(App and web page records)

########

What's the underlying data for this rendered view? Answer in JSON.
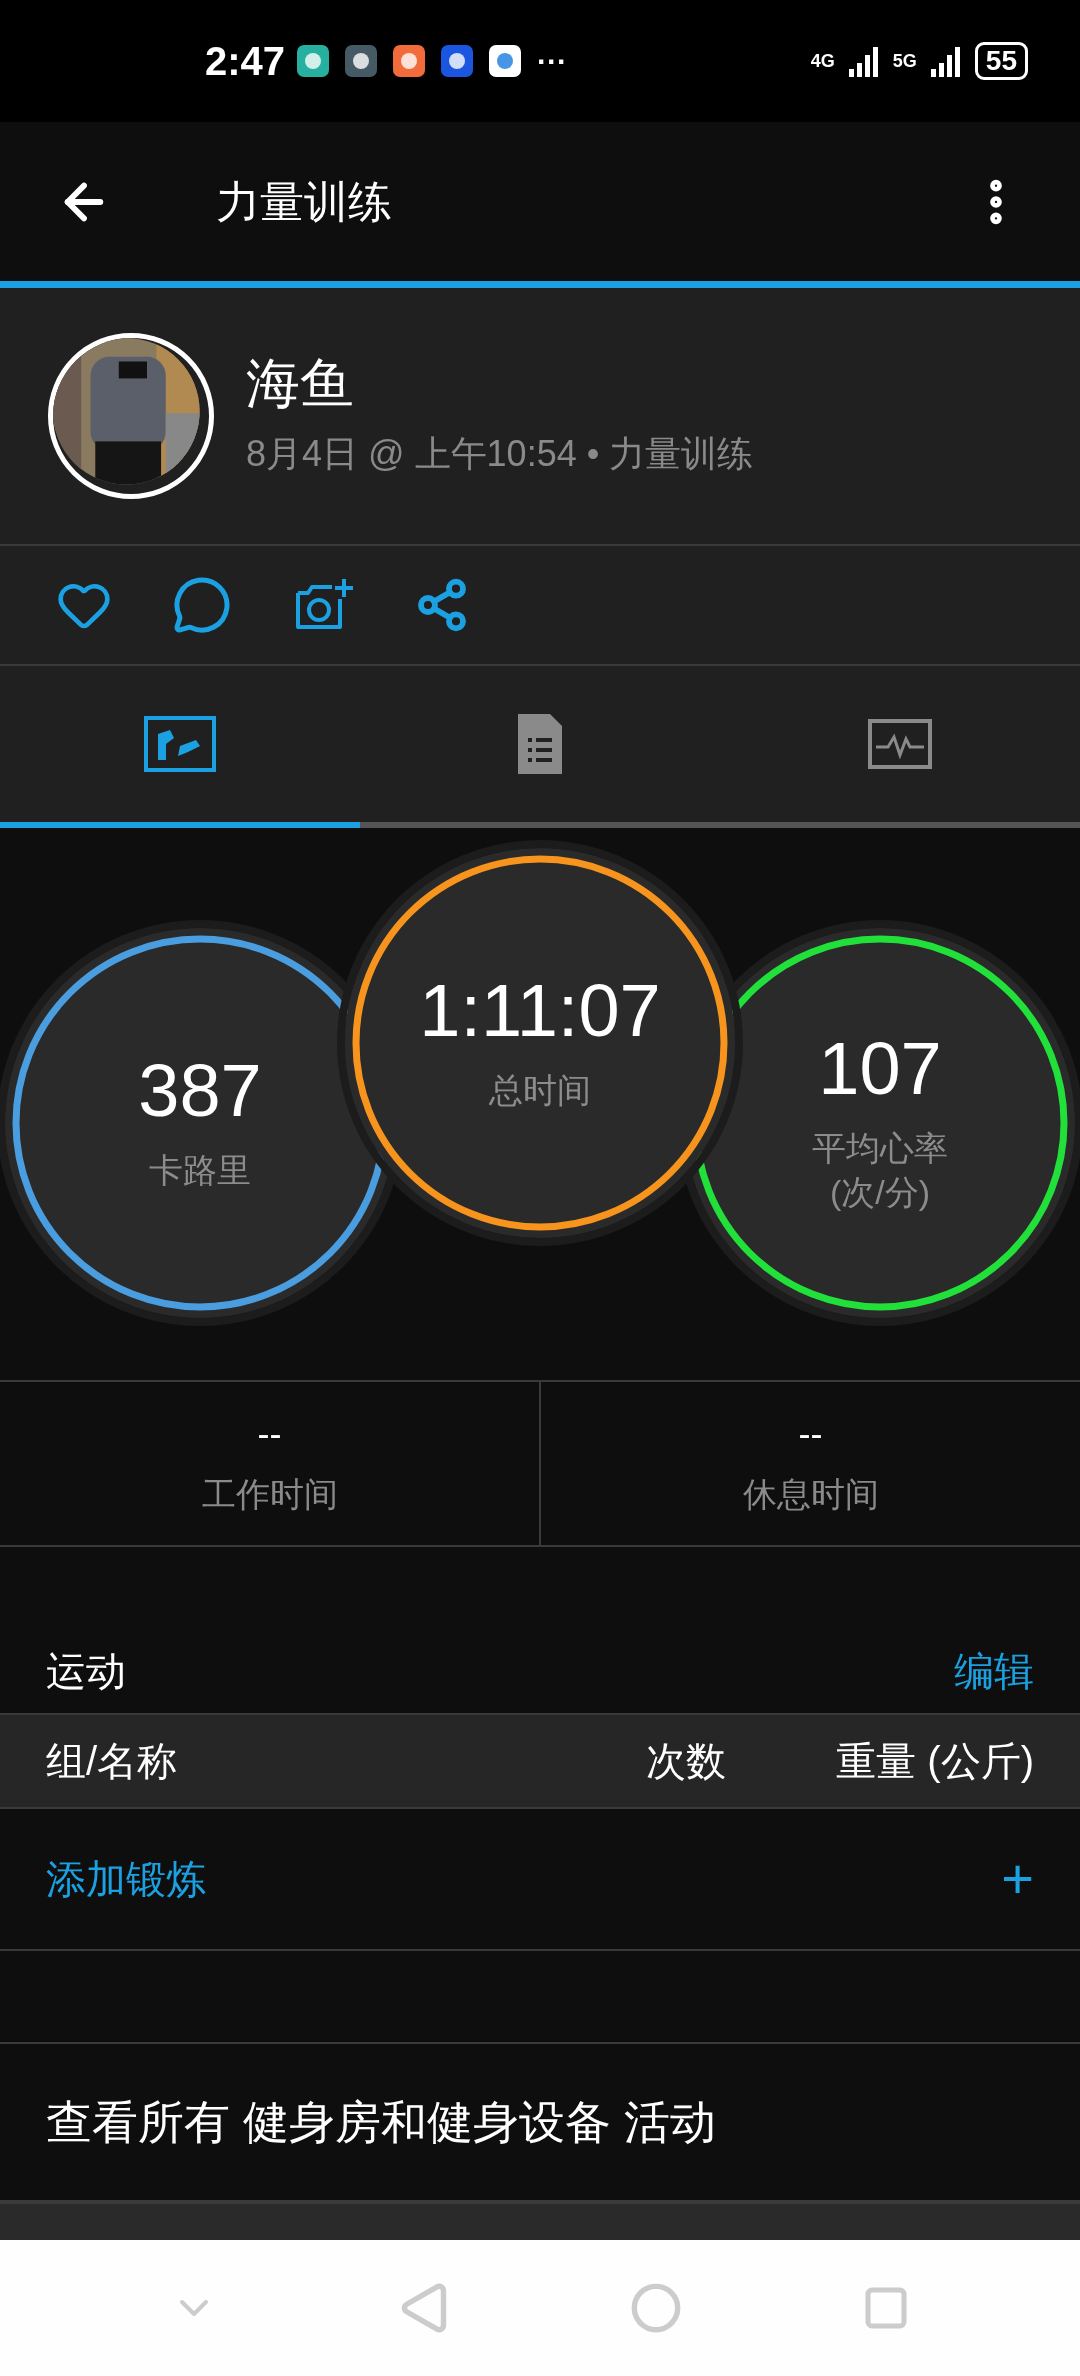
{
  "status_bar": {
    "time": "2:47",
    "more": "···",
    "battery": "55",
    "net1": "4G",
    "net2": "5G"
  },
  "header": {
    "title": "力量训练"
  },
  "profile": {
    "name": "海鱼",
    "meta": "8月4日 @ 上午10:54 • 力量训练"
  },
  "tabs": [
    {
      "kind": "overview",
      "selected": true
    },
    {
      "kind": "details",
      "selected": false
    },
    {
      "kind": "chart",
      "selected": false
    }
  ],
  "metrics": [
    {
      "value": "387",
      "label": "卡路里",
      "color": "#4a9ee0"
    },
    {
      "value": "1:11:07",
      "label": "总时间",
      "color": "#f7941d"
    },
    {
      "value": "107",
      "label": "平均心率\n(次/分)",
      "color": "#22e03a"
    }
  ],
  "stats": [
    {
      "value": "--",
      "label": "工作时间"
    },
    {
      "value": "--",
      "label": "休息时间"
    }
  ],
  "exercises": {
    "title": "运动",
    "edit": "编辑",
    "columns": [
      "组/名称",
      "次数",
      "重量 (公斤)"
    ],
    "add": "添加锻炼",
    "add_icon": "+"
  },
  "view_all": "查看所有 健身房和健身设备 活动"
}
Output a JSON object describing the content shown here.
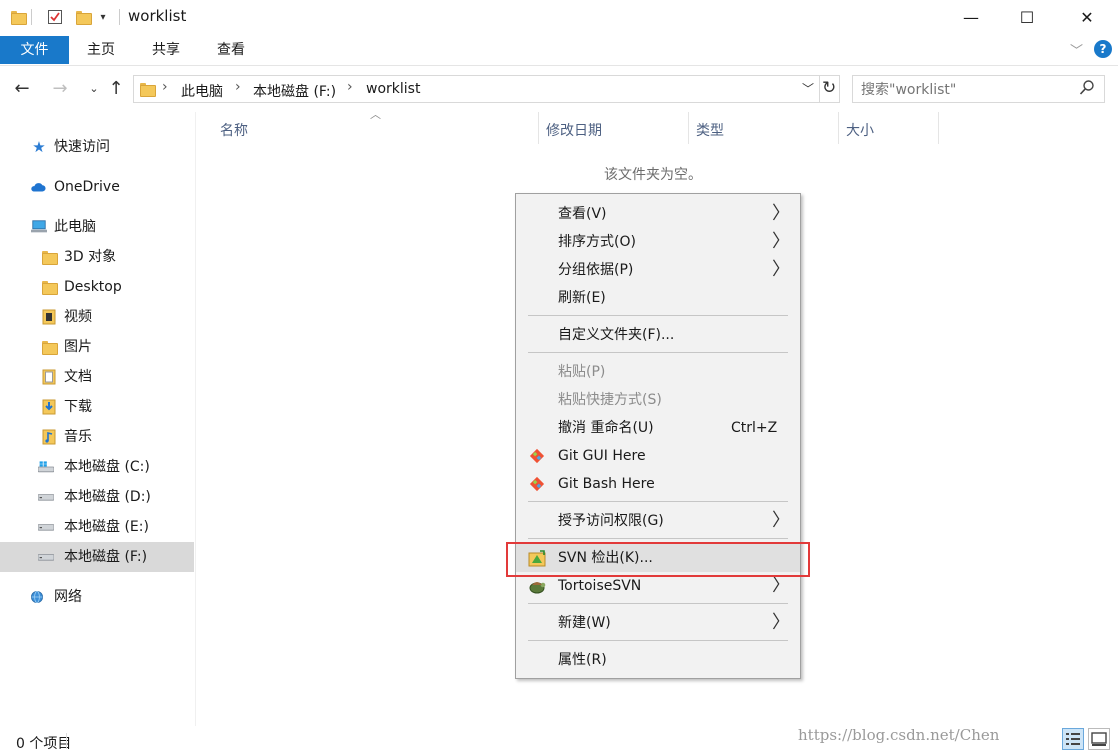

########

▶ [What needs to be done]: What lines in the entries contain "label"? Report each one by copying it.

▶ [Answer below]:
      "label": "卡路里",
      "label": "总时间",
      "label": "平均心率\n(次/分)",
      "label": "工作时间"
      "label": "休息时间"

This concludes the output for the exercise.